Research from Rutgers Cancer Institute of New Jersey shows that the RUNX2 protein, which regulates the transcription of genetic messages responsible for the different functions of cells, may play a role in melanoma cell growth and spread and could serve as a therapeutic target for the disease.
Abnormal and uncontrolled production of this class of proteins, known as transcription factors, allow for cells to bypass growth control mechanisms and to develop characteristics necessary for invading surrounding tissues. Some transcription factors already have been identified as playing a role in melanoma development. These discoveries come into a favorable context of new drugs against transcription factors being tested in clinical trials. In the study, published in the current online edition of Cancer Letters, senior author Karine Cohen-Solal, PhD, and colleagues show for the first time that the RUNX2 transcription factor could also serve as a possible treatment target for melanoma.
This latest research shows deviant messaging translated through RUNX2 may result in melanoma growth, migration and invasion. In order to further understand the impact of such abnormal messaging, investigators artificially reduced the amount of RUNX2 in melanoma cells through a genetic approach.

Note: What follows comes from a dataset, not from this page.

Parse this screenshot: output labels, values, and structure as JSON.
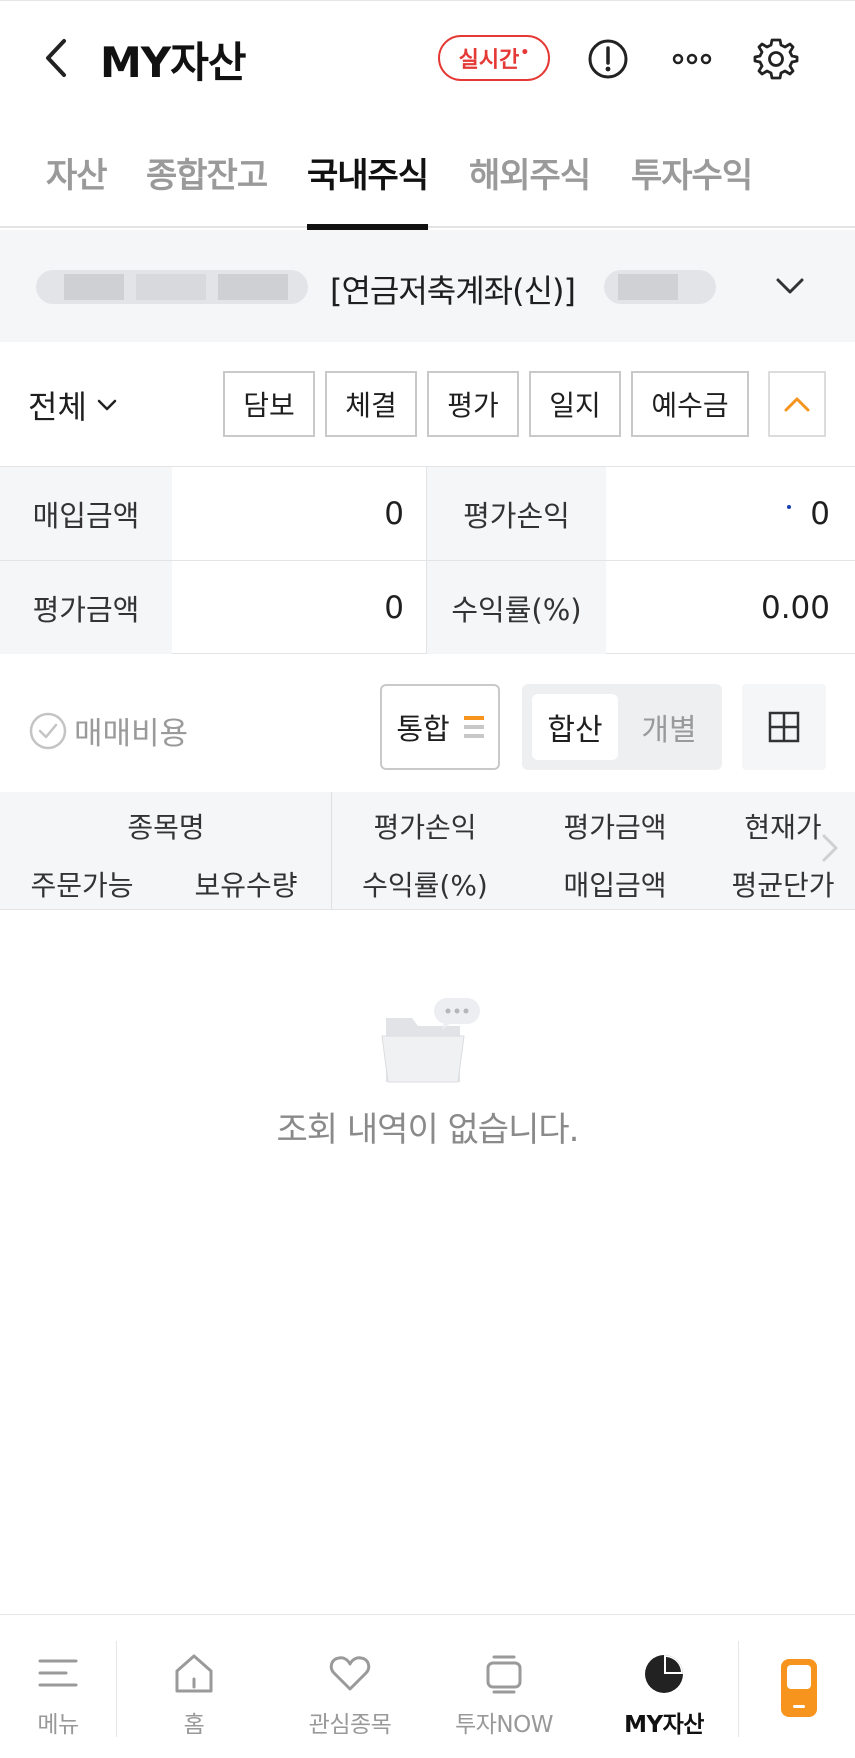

As a result, reduced abilities for cell growth, migration and invasion were found.
"Successful efforts to render transcription factors 'drugable' by interfering with different aspects of their transcriptional activity make this class of proteins attractive targets for therapy," says Dr. Cohen-Solal, a researcher at the Cancer Institute and an assistant professor of medicine at Rutgers Robert Wood Johnson Medical School. "Exploring the role of RUNX2 in the development of melanoma is likely to reveal new mechanisms driving melanoma progression and identify a target for novel anti-melanoma agents, thereby opening new avenues for the treatment of this disease."